Enter your mobile number or email address below and we'll send you a link to download the free Kindle App. Then you can start reading Kindle books on your smartphone, tablet, or computer - no Kindle device required.
To get the free app, enter your mobile phone number.
Other Sellers on Amazon
+ Free Shipping
The Star Wars Enigma: Behind the Scenes of the Cold War Race for Missile Defense Hardcover – August 1, 2006
|New from||Used from|
". . . .an account that neatly balances politics and technology. . . .will not settle the controversy over Star Wars, but it adds a perspective that Cold War scholars should not ignore."
“The best overview to date of what became a major catalyst for change in the 1980s . . . the most coherent account yet of the controversial programme that effectively ended the cold war.”
"Terrific, utterly riveting . . . In The Star Wars Enigma, Nigel Hey . . . provides the clearest, most complete history ever published of the Soviet Union’s own missile-defense programs. And he traces the origins of the idea of strategic defense within our own country’s tightly-knit – but rarely united – community of Cold War scientists including such luminaries as Edward Teller and Gerold Yonas. . . . The real history of Star Wars is just beginning to unfold, and Nigel Hey’s book ought to be required reading for all the world’s leaders."
“A book that contains a wealth of previously unpublished information, including new insights into the secretive Soviet space defense program."
"After a forty-year struggle under a nuclear sword of Damocles, Western civilization triumphed over the Soviet Union and ended the Cold War. In the most rigorous history scholarship yet to appear on this climactic period of history, Nigel Hey defines the critical role played in this historic victory by President Reagan's Strategic Defense Initiative. The Star Wars Enigma traces the origin, the proponents and opponents, and the drama that accompanied the over-turning of American defense strategy and the end of the threat of East-West nuclear holocaust."
From the Publisher
Explores the mysteries of Reagan's Strategic Defense Initiative, including the possibility that it is the greatest bluff in history
Considers SDI's role in ending the Cold War
Based on scores of first-person interviews with top U.S. and Soviet politicians and scientists
If you are a seller for this product, would you like to suggest updates through seller support?
Top Customer Reviews
Hey brings in the other key players and their contributions to SDI. Chief among these people were Bud McFarlane, National Security Advisor to President Reagan, Casper Weinberger, Secretary of Defense, Richard DeLauer, key Department of Defense Scientist, and Paul Nitze, presidential arms control advisor. In the end, Hey correctly points out that there was a great deal of "Bluff, Fear, Confusion, and Hope" associated with SDI. For example he points out how Mikhail Gorbachev told President George H. W. Bush that the United States was not considered the Soviets' enemy. Would SDI have been successful without Gorbachev on the other side? This question will be debated until the end of time, but it is a question whose answer will never be known with certainty.

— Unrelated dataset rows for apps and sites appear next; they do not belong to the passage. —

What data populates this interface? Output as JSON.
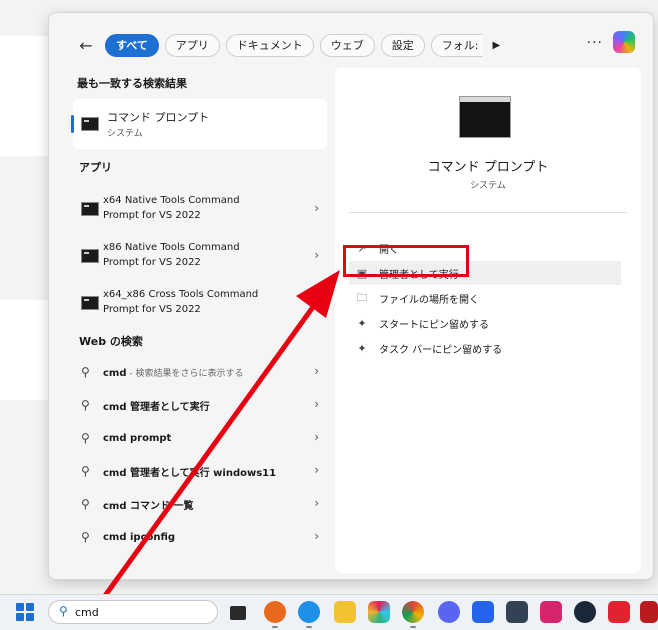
{
  "filters": {
    "all": "すべて",
    "apps": "アプリ",
    "documents": "ドキュメント",
    "web": "ウェブ",
    "settings": "設定",
    "folders": "フォル:"
  },
  "best_match": {
    "heading": "最も一致する検索結果",
    "title": "コマンド プロンプト",
    "subtitle": "システム"
  },
  "apps": {
    "heading": "アプリ",
    "items": [
      {
        "line1": "x64 Native Tools Command",
        "line2": "Prompt for VS 2022"
      },
      {
        "line1": "x86 Native Tools Command",
        "line2": "Prompt for VS 2022"
      },
      {
        "line1": "x64_x86 Cross Tools Command",
        "line2": "Prompt for VS 2022"
      }
    ]
  },
  "web_search": {
    "heading": "Web の検索",
    "items": [
      {
        "query": "cmd",
        "suffix": " - 検索結果をさらに表示する"
      },
      {
        "query": "cmd 管理者として実行",
        "suffix": ""
      },
      {
        "query": "cmd prompt",
        "suffix": ""
      },
      {
        "query": "cmd 管理者として実行 windows11",
        "suffix": ""
      },
      {
        "query": "cmd コマンド 一覧",
        "suffix": ""
      },
      {
        "query": "cmd ipconfig",
        "suffix": ""
      }
    ]
  },
  "preview": {
    "title": "コマンド プロンプト",
    "subtitle": "システム",
    "actions": {
      "open": "開く",
      "run_as_admin": "管理者として実行",
      "open_file_location": "ファイルの場所を開く",
      "pin_start": "スタートにピン留めする",
      "pin_taskbar": "タスク バーにピン留めする"
    }
  },
  "taskbar": {
    "search_value": "cmd"
  },
  "colors": {
    "accent": "#1d6fd1",
    "highlight": "#e60012"
  }
}
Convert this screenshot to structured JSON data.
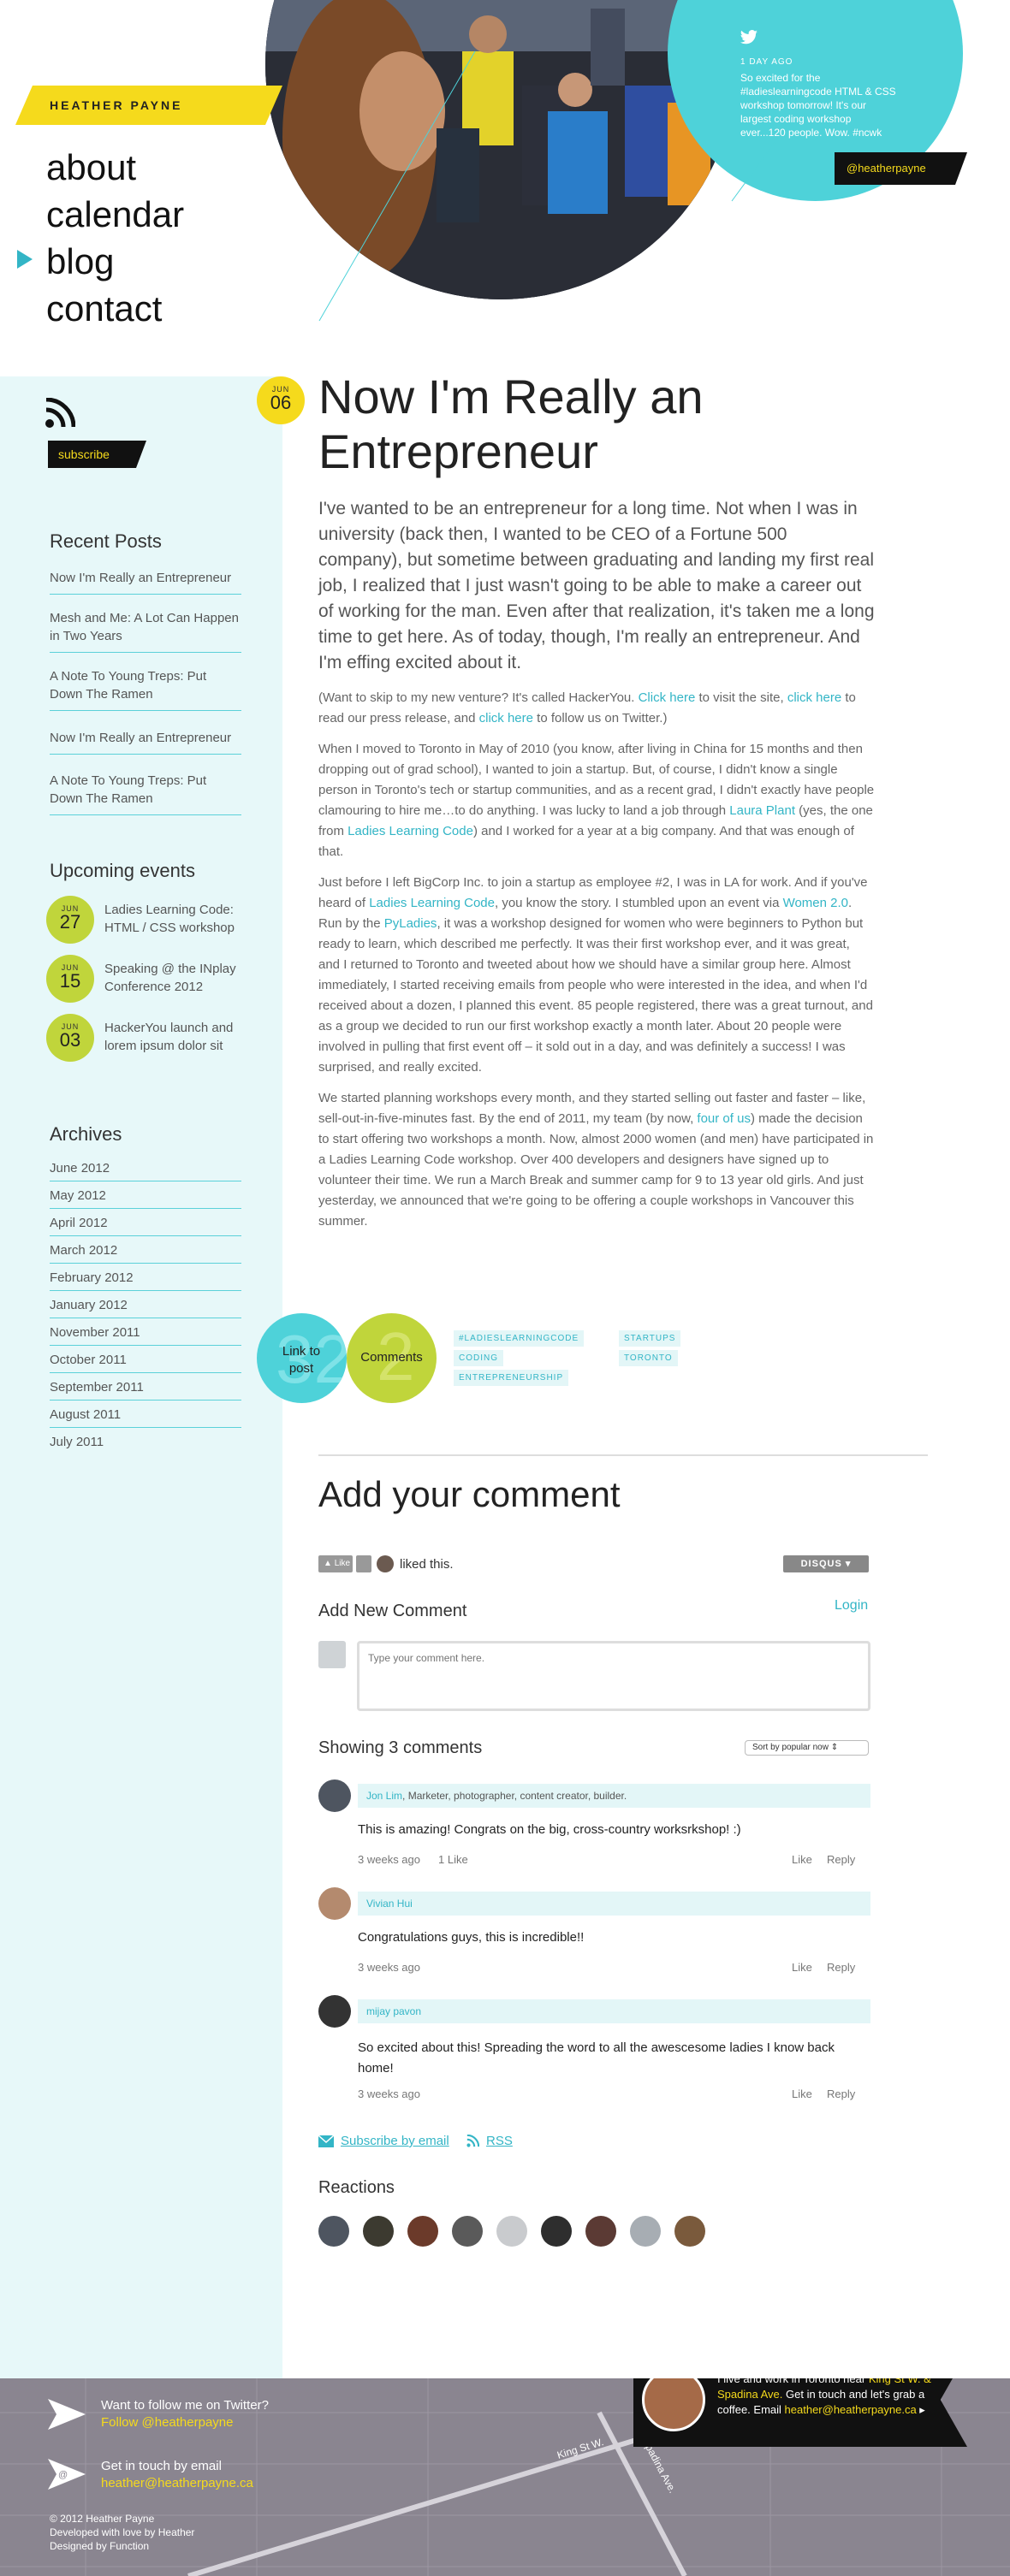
{
  "site": {
    "name": "HEATHER PAYNE"
  },
  "nav": [
    {
      "label": "about"
    },
    {
      "label": "calendar"
    },
    {
      "label": "blog"
    },
    {
      "label": "contact"
    }
  ],
  "tweet": {
    "time": "1 DAY AGO",
    "text": "So excited for the #ladieslearningcode HTML & CSS workshop tomorrow! It's our largest coding workshop ever...120 people. Wow. #ncwk",
    "handle": "@heatherpayne"
  },
  "sidebar": {
    "subscribe": "subscribe",
    "recent_title": "Recent Posts",
    "recent": [
      "Now I'm Really an Entrepreneur",
      "Mesh and Me: A Lot Can Happen in Two Years",
      "A Note To Young Treps: Put Down The Ramen",
      "Now I'm Really an Entrepreneur",
      "A Note To Young Treps: Put Down The Ramen"
    ],
    "events_title": "Upcoming events",
    "events": [
      {
        "month": "JUN",
        "day": "27",
        "title": "Ladies Learning Code: HTML / CSS workshop"
      },
      {
        "month": "JUN",
        "day": "15",
        "title": "Speaking @ the INplay Conference 2012"
      },
      {
        "month": "JUN",
        "day": "03",
        "title": "HackerYou launch and lorem ipsum dolor sit"
      }
    ],
    "archives_title": "Archives",
    "archives": [
      "June 2012",
      "May 2012",
      "April 2012",
      "March 2012",
      "February 2012",
      "January 2012",
      "November 2011",
      "October 2011",
      "September 2011",
      "August 2011",
      "July 2011"
    ]
  },
  "post": {
    "month": "JUN",
    "day": "06",
    "title": "Now I'm Really an Entrepreneur",
    "lead": "I've wanted to be an entrepreneur for a long time. Not when I was in university (back then, I wanted to be CEO of a Fortune 500 company), but sometime between graduating and landing my first real job, I realized that I just wasn't going to be able to make a career out of working for the man. Even after that realization, it's taken me a long time to get here. As of today, though, I'm really an entrepreneur. And I'm effing excited about it.",
    "p1": {
      "a": "(Want to skip to my new venture? It's called HackerYou. ",
      "l1": "Click here",
      "b": " to visit the site, ",
      "l2": "click here",
      "c": " to read our press release, and ",
      "l3": "click here",
      "d": " to follow us on Twitter.)"
    },
    "p2": {
      "a": "When I moved to Toronto in May of 2010 (you know, after living in China for 15 months and then dropping out of grad school), I wanted to join a startup. But, of course, I didn't know a single person in Toronto's tech or startup communities, and as a recent grad, I didn't exactly have people clamouring to hire me…to do anything. I was lucky to land a job through ",
      "l1": "Laura Plant",
      "b": " (yes, the one from ",
      "l2": "Ladies Learning Code",
      "c": ") and I worked for a year at a big company. And that was enough of that."
    },
    "p3": {
      "a": "Just before I left BigCorp Inc. to join a startup as employee #2, I was in LA for work. And if you've heard of ",
      "l1": "Ladies Learning Code",
      "b": ", you know the story. I stumbled upon an event via ",
      "l2": "Women 2.0",
      "c": ". Run by the ",
      "l3": "PyLadies",
      "d": ", it was a workshop designed for women who were beginners to Python but ready to learn, which described me perfectly. It was their first workshop ever, and it was great, and I returned to Toronto and tweeted about how we should have a similar group here. Almost immediately, I started receiving emails from people who were interested in the idea, and when I'd received about a dozen, I planned this event. 85 people registered, there was a great turnout, and as a group we decided to run our first workshop exactly a month later. About 20 people were involved in pulling that first event off – it sold out in a day, and was definitely a success! I was surprised, and really excited."
    },
    "p4": {
      "a": "We started planning workshops every month, and they started selling out faster and faster – like, sell-out-in-five-minutes fast. By the end of 2011, my team (by now, ",
      "l1": "four of us",
      "b": ") made the decision to start offering two workshops a month. Now, almost 2000 women (and men) have participated in a Ladies Learning Code workshop. Over 400 developers and designers have signed up to volunteer their time. We run a March Break and summer camp for 9 to 13 year old girls. And just yesterday, we announced that we're going to be offering a couple workshops in Vancouver this summer."
    },
    "link_label": "Link to post",
    "link_num": "32",
    "comments_label": "Comments",
    "comments_num": "2",
    "tags": [
      "#LADIESLEARNINGCODE",
      "CODING",
      "ENTREPRENEURSHIP",
      "STARTUPS",
      "TORONTO"
    ]
  },
  "comments": {
    "title": "Add your comment",
    "like_btn": "Like",
    "liked_text": "liked this.",
    "disqus": "DISQUS",
    "add_new": "Add New Comment",
    "login": "Login",
    "placeholder": "Type your comment here.",
    "showing": "Showing 3 comments",
    "sort": "Sort by popular now",
    "items": [
      {
        "name": "Jon Lim",
        "bio": ", Marketer, photographer, content creator, builder.",
        "text": "This is amazing! Congrats on the big, cross-country worksrkshop! :)",
        "time": "3 weeks ago",
        "likes": "1 Like",
        "like": "Like",
        "reply": "Reply"
      },
      {
        "name": "Vivian Hui",
        "bio": "",
        "text": "Congratulations guys, this is incredible!!",
        "time": "3 weeks ago",
        "likes": "",
        "like": "Like",
        "reply": "Reply"
      },
      {
        "name": "mijay pavon",
        "bio": "",
        "text": "So excited about this! Spreading the word to all the awescesome ladies I know back home!",
        "time": "3 weeks ago",
        "likes": "",
        "like": "Like",
        "reply": "Reply"
      }
    ],
    "subscribe_email": "Subscribe by email",
    "rss": "RSS",
    "reactions_title": "Reactions"
  },
  "footer": {
    "twitter_text": "Want to follow me on Twitter?",
    "twitter_link": "Follow @heatherpayne",
    "email_text": "Get in touch by email",
    "email_link": "heather@heatherpayne.ca",
    "copyright": "© 2012 Heather Payne",
    "developed": "Developed with love by Heather",
    "designed": "Designed by Function",
    "location_a": "I live and work in Toronto near ",
    "location_link": "King St W. & Spadina Ave.",
    "location_b": " Get in touch and let's grab a coffee. Email ",
    "location_email": "heather@heatherpayne.ca",
    "street1": "King St W.",
    "street2": "Spadina Ave."
  }
}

In summary, the reviewer - an Air Force assignee to the Defense Advanced Research Projects Agency (DARPA) from 1980 to the end of 1982. -- recommends this book to anyone wanting a more comprehensive understanding of one of the most fascinating programs of the twentieth century. Without a doubt, SDI, or "Star Wars," was a big reason that the Cold War between the United States and the Soviet Union ended. What makes this book compelling is that Hey lays out the facts clearly and largely from original sources, adding significant new material to the history of the Cold War.
-- R. Samuel Baty

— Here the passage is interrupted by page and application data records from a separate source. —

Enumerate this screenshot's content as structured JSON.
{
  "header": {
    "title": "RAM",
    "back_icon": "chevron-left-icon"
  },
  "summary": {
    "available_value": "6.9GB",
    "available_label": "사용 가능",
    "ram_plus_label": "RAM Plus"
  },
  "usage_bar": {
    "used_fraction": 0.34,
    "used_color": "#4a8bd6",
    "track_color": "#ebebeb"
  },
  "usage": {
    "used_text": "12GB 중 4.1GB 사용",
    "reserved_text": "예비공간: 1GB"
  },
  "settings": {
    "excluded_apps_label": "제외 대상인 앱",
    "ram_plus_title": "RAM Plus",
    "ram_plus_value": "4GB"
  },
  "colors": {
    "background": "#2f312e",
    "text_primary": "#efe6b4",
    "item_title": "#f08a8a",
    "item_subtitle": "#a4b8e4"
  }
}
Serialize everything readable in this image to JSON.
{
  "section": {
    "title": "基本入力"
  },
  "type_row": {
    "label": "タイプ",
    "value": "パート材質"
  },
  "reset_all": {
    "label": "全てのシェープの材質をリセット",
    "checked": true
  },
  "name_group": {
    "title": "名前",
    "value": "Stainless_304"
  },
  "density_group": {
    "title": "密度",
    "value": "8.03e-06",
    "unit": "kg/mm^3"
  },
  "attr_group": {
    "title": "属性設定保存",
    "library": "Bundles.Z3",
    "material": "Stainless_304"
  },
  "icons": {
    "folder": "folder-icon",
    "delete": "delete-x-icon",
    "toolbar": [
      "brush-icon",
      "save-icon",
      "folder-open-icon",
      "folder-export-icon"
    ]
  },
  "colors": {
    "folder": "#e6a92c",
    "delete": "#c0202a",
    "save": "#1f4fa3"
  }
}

Tony Fitzpatrick, science writer
Author of Signals from the Heartland, Walker and Company, New York
Over the years it became clear that regardless of its technical aspects, it was creating a basic impalance in the Soviet Union and in a way they couldn't compete. They simply didn't have the money, the computer skills, the electronic technology to compete. And if it worked it would remove their Strategic Rocket Forces as a threat. In the end, it was instrumental in the collapse of the Soviet Union.
This is the complete story, told from the standpoint of time of the SDI program. It discusses both the technological aspects, and the political. It's a story not well known, but an extremely important part of our recent history. It ended the Cold War.

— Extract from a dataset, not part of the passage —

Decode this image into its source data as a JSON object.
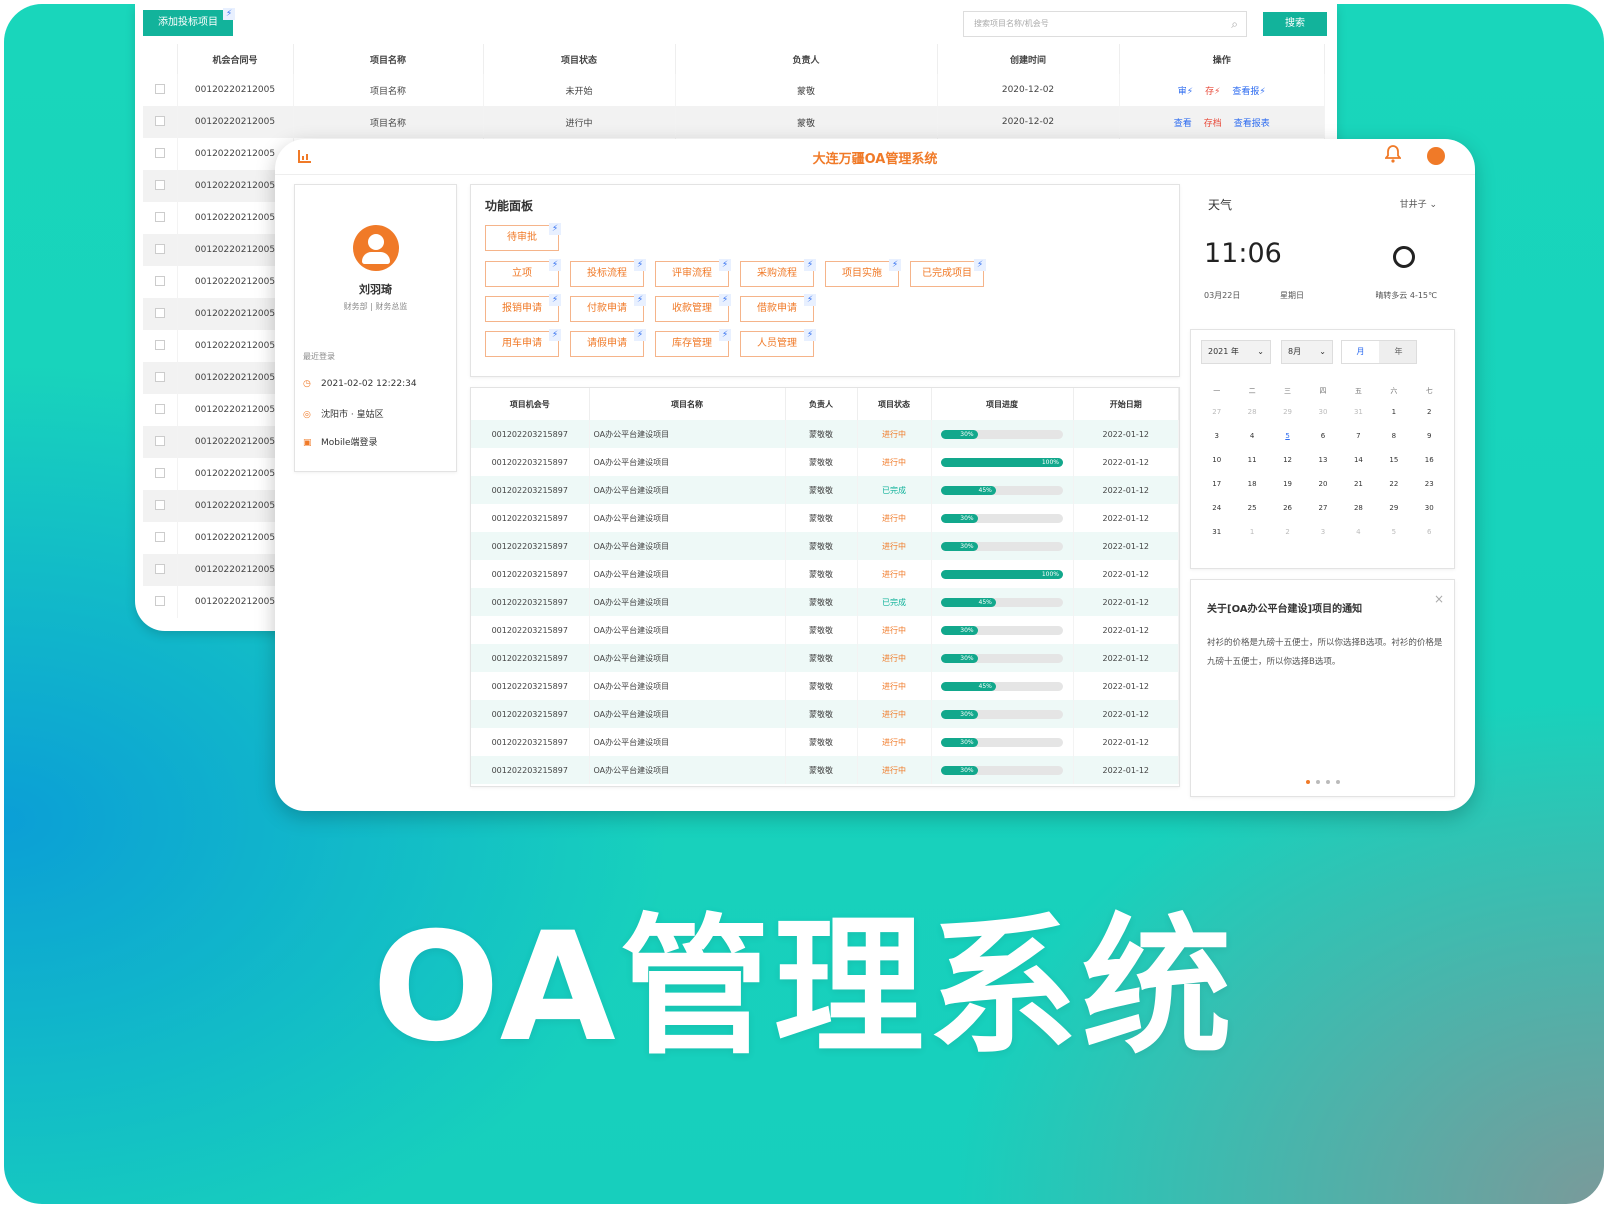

Little known, and under different names, reaearch into defense against missiles has continued. Lots of people said that it wouldn't work. The Army persisted and attempted to shoot down missiles over the Pacific Missile Range. They failed, they failed, and again and again. Then they hit one. Then they hit another. It has taken a lot longer than planned. A lot of the very advanced technology hasn't come about. But now we can hit an incoming missile. Research is continuing.
J. Willard Williams, Retired Director of Army Continuing Education
This is a serious book, carefully researched with end notes for each chapter. But it is also very readable and free of jargon.